A reality check for sexy summer read

Robin Poedel with this summer’s hot read, “50 Shades of Grey” and her collection of stuffed microbes used in teaching about various venereal diseases such as Chlamydia, syphilis, herpes, gonorrhea and HPV. (Photos by Peter Jakubowski)

Robin Poedel wasn’t too surprised when students in her class got into a discussion about this year’s hot new novel, E.L. James’ “Fifty Shades of Grey.”

“It’s controversial and explicit, but it’s about sexual practices that are actually happening,” says Poedel, clinical assistant professor in the University of Wisconsin-Milwaukee’s College of Nursing.  “People are always curious about sex and sexual relationships, and this is the story of a relationship. It’s dark and weird, but we can learn about different types of behavior.”

It’s the kind of behaviors readers won’t find in the S&M-inspired romance novel that makes Poedel uncomfortable. The “Fifty Shades” trilogy refers briefly to condom use in a discussion of pregnancy prevention, but doesn’t touch on the topic of safe sex until long after the characters are in a relationship. In fact, the main characters don’t ask much  about their new partner’s previous sexual relationships until near the end of the first book. All of this worries Poedel, who teaches and researches on sexual behaviors and Sexually Transmitted Infections (STIs).

Robin Poedel in the classroom

The focus of the nursing class is on human sexuality and related topics such as sexually transmitted infections.

The class – Nursing 262 – where the discussion came up, focuses on human sexuality and covers topics like love, intimacy, sexual relationships, pregnancy, birth and variants of sexual expression, as well as STIs. The class also looks at sexual power in relationships, also a theme in the books.

Encouraging safe-sex practices gets even more difficult when books and films, from “Fifty Shades” to “9½ Weeks,” portray random sex without protection as acceptable, she says.

To her students in the College of Nursing and in her research on sexual health and STIs, Poedel remains honest and passionate about the importance of safe-sex education in both entertainment and health contexts.

Sexy media can entertain, educate

Like earlier erotic phenomena, the “Fifty Shades” books offer both teaching opportunities and concerns for nurses and educators. On the one hand, the books and earlier movies give insights into variations of sexual behavior and the role of sexual coercion in relationships.

“They are the types of works that both attract us and repulse us,” she says.

And though erotic novels aren’t meant to be sex education manuals, popular media does shape public views and ideas about sexual behavior.

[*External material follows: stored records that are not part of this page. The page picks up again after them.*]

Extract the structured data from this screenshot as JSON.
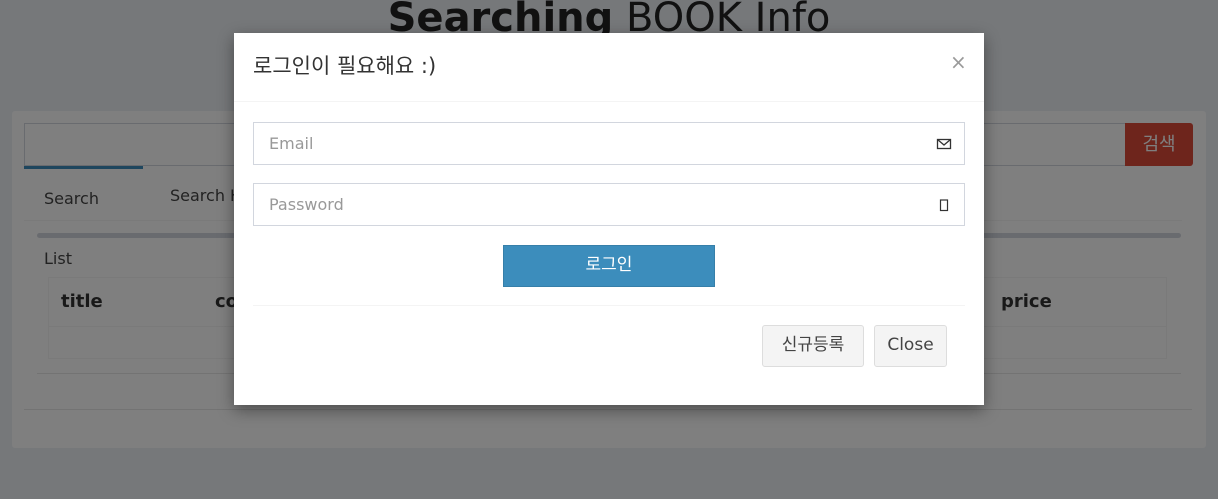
{
  "page": {
    "title_bold": "Searching",
    "title_light": " BOOK Info"
  },
  "search": {
    "button_label": "검색",
    "input_value": ""
  },
  "tabs": [
    {
      "label": "Search List",
      "active": true
    },
    {
      "label": "Search H"
    }
  ],
  "table": {
    "headers": [
      "title",
      "co",
      "price"
    ]
  },
  "modal": {
    "title": "로그인이 필요해요 :)",
    "close_symbol": "×",
    "email_placeholder": "Email",
    "password_placeholder": "Password",
    "login_label": "로그인",
    "register_label": "신규등록",
    "close_label": "Close"
  },
  "colors": {
    "primary": "#3c8dbc",
    "danger": "#dd4b39",
    "overlay": "rgba(0,0,0,0.5)"
  },
  "icons": {
    "email_field": "envelope-icon",
    "password_field": "lock-icon",
    "modal_close": "close-icon"
  }
}
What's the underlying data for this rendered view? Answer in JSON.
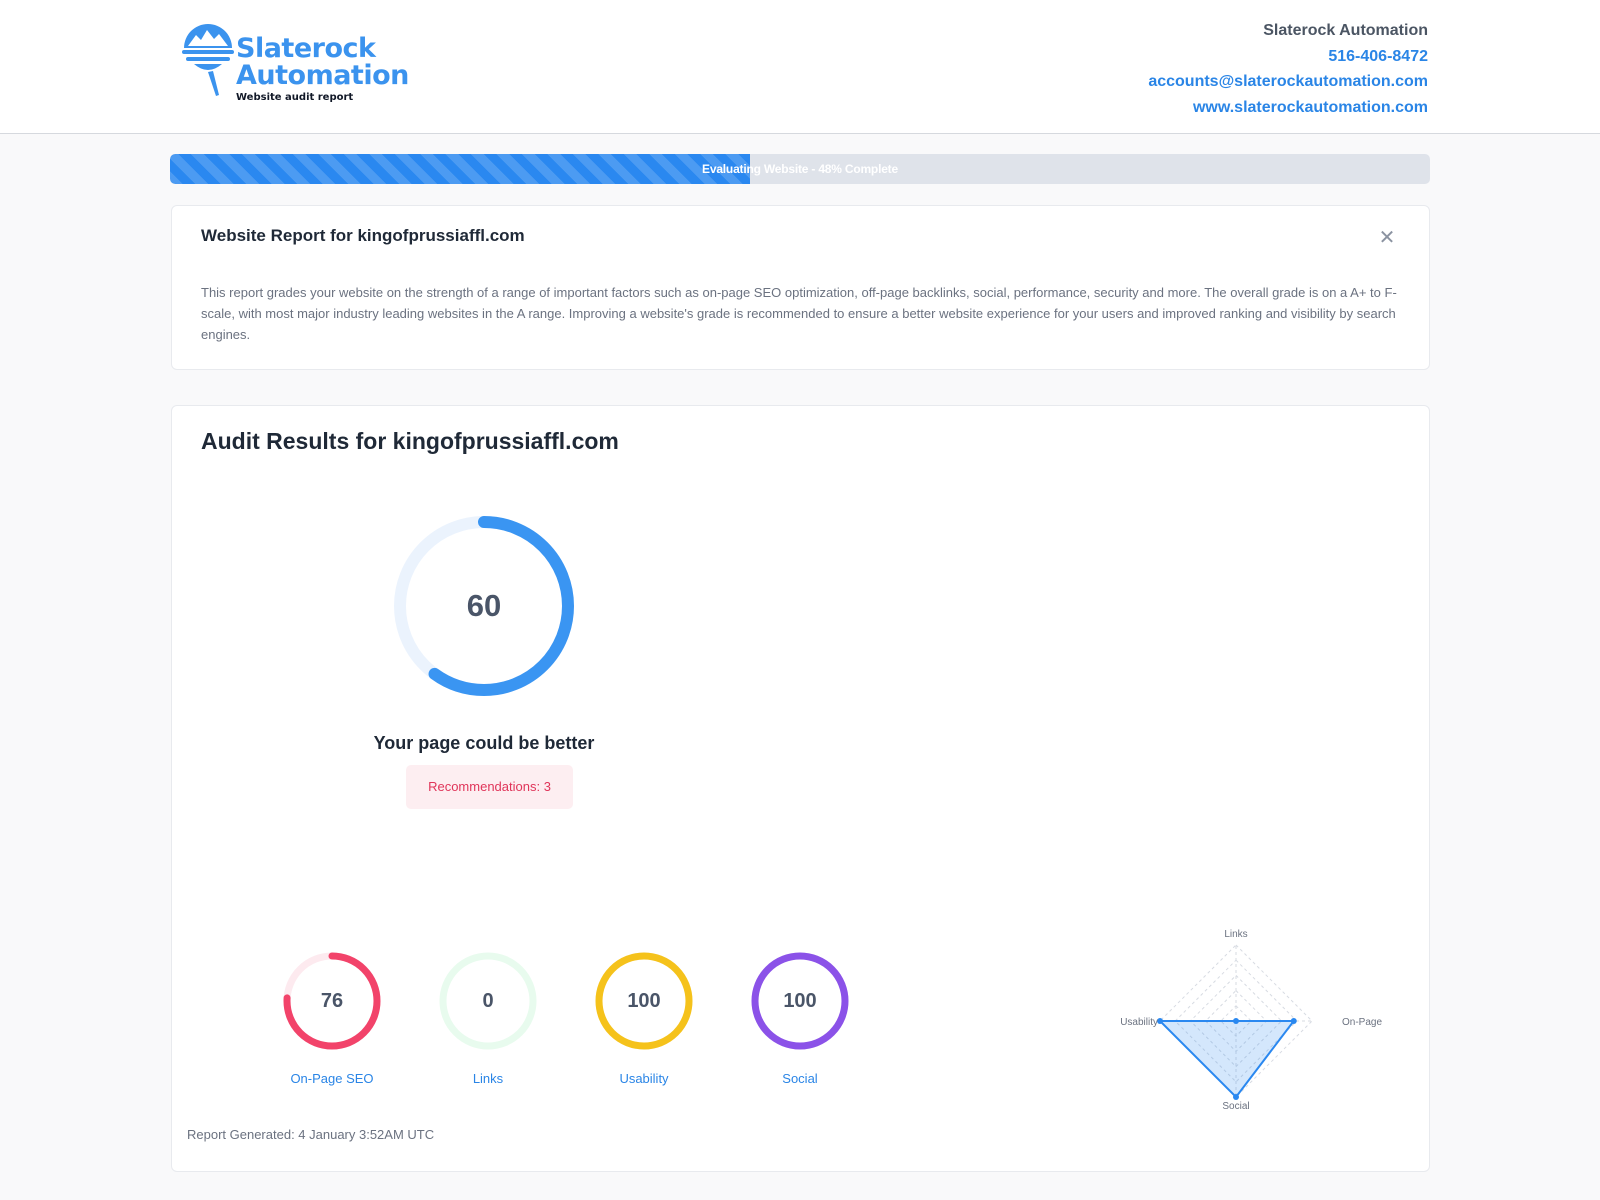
{
  "brand": {
    "logo_line1": "Slaterock",
    "logo_line2": "Automation",
    "tagline": "Website audit report",
    "color": "#3b93ee"
  },
  "contact": {
    "company": "Slaterock Automation",
    "phone": "516-406-8472",
    "email": "accounts@slaterockautomation.com",
    "website": "www.slaterockautomation.com"
  },
  "progress": {
    "label": "Evaluating Website - 48% Complete",
    "percent": 46
  },
  "intro": {
    "title": "Website Report for kingofprussiaffl.com",
    "close_icon": "close-icon",
    "body": "This report grades your website on the strength of a range of important factors such as on-page SEO optimization, off-page backlinks, social, performance, security and more. The overall grade is on a A+ to F-scale, with most major industry leading websites in the A range. Improving a website's grade is recommended to ensure a better website experience for your users and improved ranking and visibility by search engines."
  },
  "audit": {
    "title": "Audit Results for kingofprussiaffl.com",
    "overall": {
      "score": "60",
      "fraction": 0.6,
      "color": "#3a95f2",
      "track": "#ebf3fd"
    },
    "verdict": "Your page could be better",
    "recommendations": "Recommendations: 3",
    "categories": [
      {
        "key": "onpage",
        "label": "On-Page SEO",
        "score": "76",
        "fraction": 0.76,
        "color": "#f2436a",
        "track": "#fdeaef"
      },
      {
        "key": "links",
        "label": "Links",
        "score": "0",
        "fraction": 0,
        "color": "#22c55e",
        "track": "#e8fbee"
      },
      {
        "key": "usability",
        "label": "Usability",
        "score": "100",
        "fraction": 1,
        "color": "#f5c21b",
        "track": "#fdf6dc"
      },
      {
        "key": "social",
        "label": "Social",
        "score": "100",
        "fraction": 1,
        "color": "#8b52e8",
        "track": "#efe7fd"
      }
    ],
    "radar": {
      "axes": [
        "Links",
        "On-Page SEO",
        "Social",
        "Usability"
      ],
      "values": [
        0,
        76,
        100,
        100
      ],
      "max": 100,
      "color": "#2a88f0"
    },
    "generated": "Report Generated: 4 January 3:52AM UTC"
  }
}
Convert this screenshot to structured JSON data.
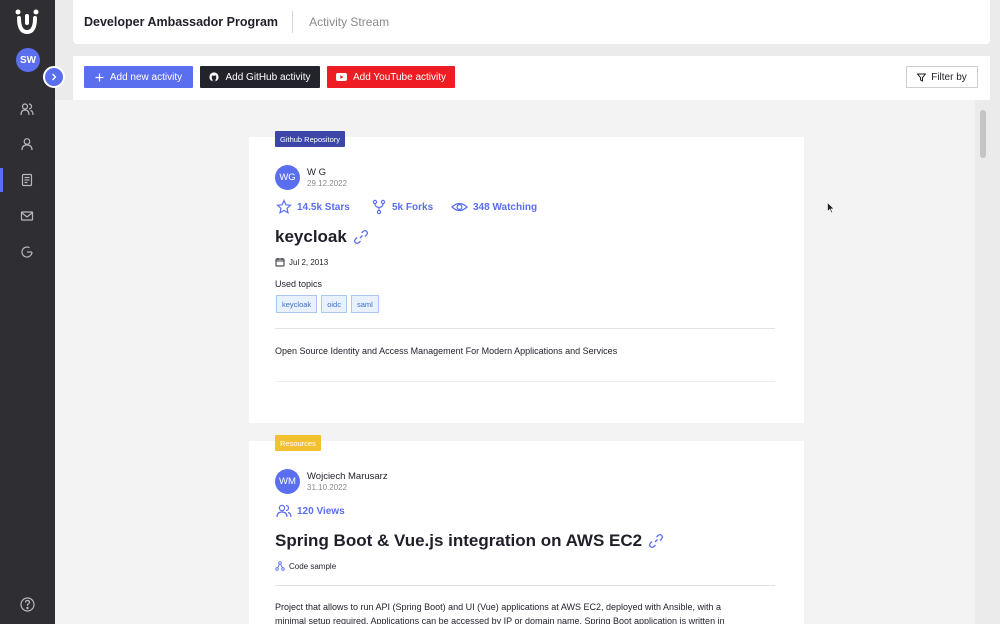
{
  "sidebar": {
    "avatar_initials": "SW",
    "nav_icons": [
      "users-icon",
      "user-icon",
      "document-icon",
      "mail-icon",
      "refresh-icon"
    ]
  },
  "header": {
    "title": "Developer Ambassador Program",
    "subtitle": "Activity Stream"
  },
  "toolbar": {
    "add_new": "Add new activity",
    "add_github": "Add GitHub activity",
    "add_youtube": "Add YouTube activity",
    "filter": "Filter by"
  },
  "colors": {
    "accent": "#5a6ef0",
    "github": "#23232b",
    "youtube": "#ee1d23",
    "resource_tag": "#f3c030",
    "github_tag": "#3b46a8"
  },
  "cards": [
    {
      "tag": "Github Repository",
      "author_initials": "WG",
      "author_name": "W G",
      "date": "29.12.2022",
      "stars": "14.5k Stars",
      "forks": "5k Forks",
      "watching": "348 Watching",
      "title": "keycloak",
      "created": "Jul 2, 2013",
      "topics_label": "Used topics",
      "topics": [
        "keycloak",
        "oidc",
        "saml"
      ],
      "description": "Open Source Identity and Access Management For Modern Applications and Services"
    },
    {
      "tag": "Resources",
      "author_initials": "WM",
      "author_name": "Wojciech Marusarz",
      "date": "31.10.2022",
      "views": "120 Views",
      "title": "Spring Boot & Vue.js integration on AWS EC2",
      "category": "Code sample",
      "description_line1": "Project that allows to run API (Spring Boot) and UI (Vue) applications at AWS EC2, deployed with Ansible, with a",
      "description_line2": "minimal setup required. Applications can be accessed by IP or domain name. Spring Boot application is written in"
    }
  ]
}
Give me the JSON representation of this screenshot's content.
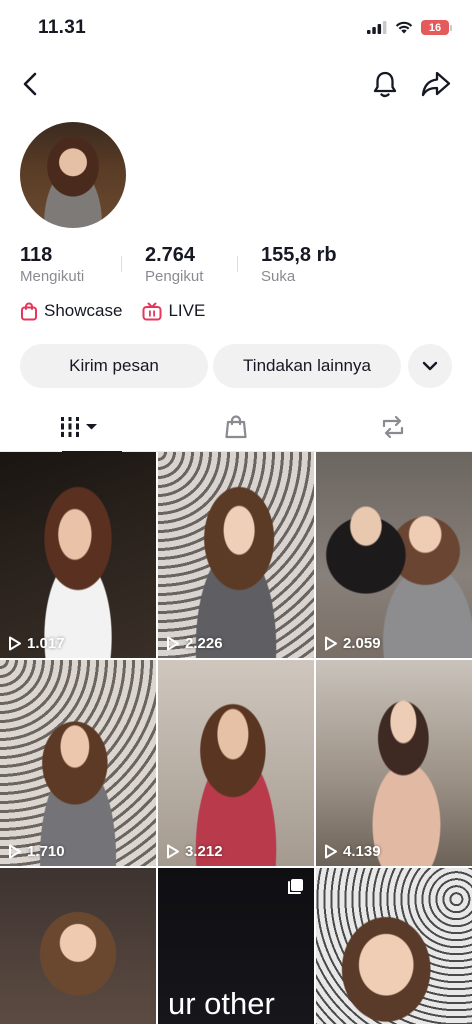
{
  "status_bar": {
    "time": "11.31",
    "battery": "16",
    "battery_color": "#e35b5b"
  },
  "nav": {
    "back_icon": "chevron-left-icon",
    "bell_icon": "bell-icon",
    "share_icon": "share-arrow-icon"
  },
  "profile": {
    "stats": [
      {
        "value": "118",
        "label": "Mengikuti"
      },
      {
        "value": "2.764",
        "label": "Pengikut"
      },
      {
        "value": "155,8 rb",
        "label": "Suka"
      }
    ],
    "links": {
      "showcase": "Showcase",
      "live": "LIVE"
    },
    "accent_color": "#e6375b"
  },
  "actions": {
    "message": "Kirim pesan",
    "more": "Tindakan lainnya"
  },
  "tabs": [
    {
      "icon": "grid-icon",
      "active": true
    },
    {
      "icon": "shopping-bag-icon",
      "active": false
    },
    {
      "icon": "repost-icon",
      "active": false
    }
  ],
  "videos": [
    {
      "views": "1.017"
    },
    {
      "views": "2.226"
    },
    {
      "views": "2.059"
    },
    {
      "views": "1.710"
    },
    {
      "views": "3.212"
    },
    {
      "views": "4.139"
    },
    {
      "views": ""
    },
    {
      "views": "",
      "overlay_text": "ur other"
    },
    {
      "views": ""
    }
  ]
}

“It’s easy to become desensitized,” says Poedel.

Desensitization can be dangerous, especially if it leads to misinformation. An example: the prevailing misconception that STIs like chlamydia and gonorrhea can be easily treated, or that HIV/AIDs is no longer a deadly disease. A new World Health Organization statement cautions that, around the globe, gonorrhea is becoming more and more resistant to antibiotics.

“People have this attitude that STIs are no big deal, and they can just get an antibiotic for it. That’s not true, and that’s nothing to laugh about.”

While untreated STIs primarily affect young people, those who aren’t treated can face lifelong consequences. Untreated gonorrhea and chlamydia can result in infertility. Untreated syphilis can cause serious complications, particularly in babies born to women with the infection. The rates of STIs are also rising rapidly among older adults, 40-65, as they forgo safe-sex practices as the danger of pregnancy fades, according to research data.

Diversity, honesty in sex ed is important

Education efforts can be challenging, and even some well-intentioned media efforts can backfire, says Poedel. One of the initial focuses of the reality show “Teen Mom,” for example, was to show the hardships teenagers face in trying to raise a baby. However, she notes, soon reports surfaced that teens were getting pregnant so they could try out for the show and become celebrities.

Abstinence-only sex education programs are also a factor in the approach to STIs, says Poedel.

“Abstinence is great and it’s the only 100 percent safe way to avoid contracting an STI, but we also have to empower our young people with the knowledge they need.”

Poedel says many of many of the young and sexually active don’t stop to think that when they have sex with someone, they’re also in intimate contact with everyone that person has ever had sex with.

“It can be very frustrating to try to get the word out to young people about safe sex practices. If we could find a way to make safe sex sexy, maybe we’d see some changes.”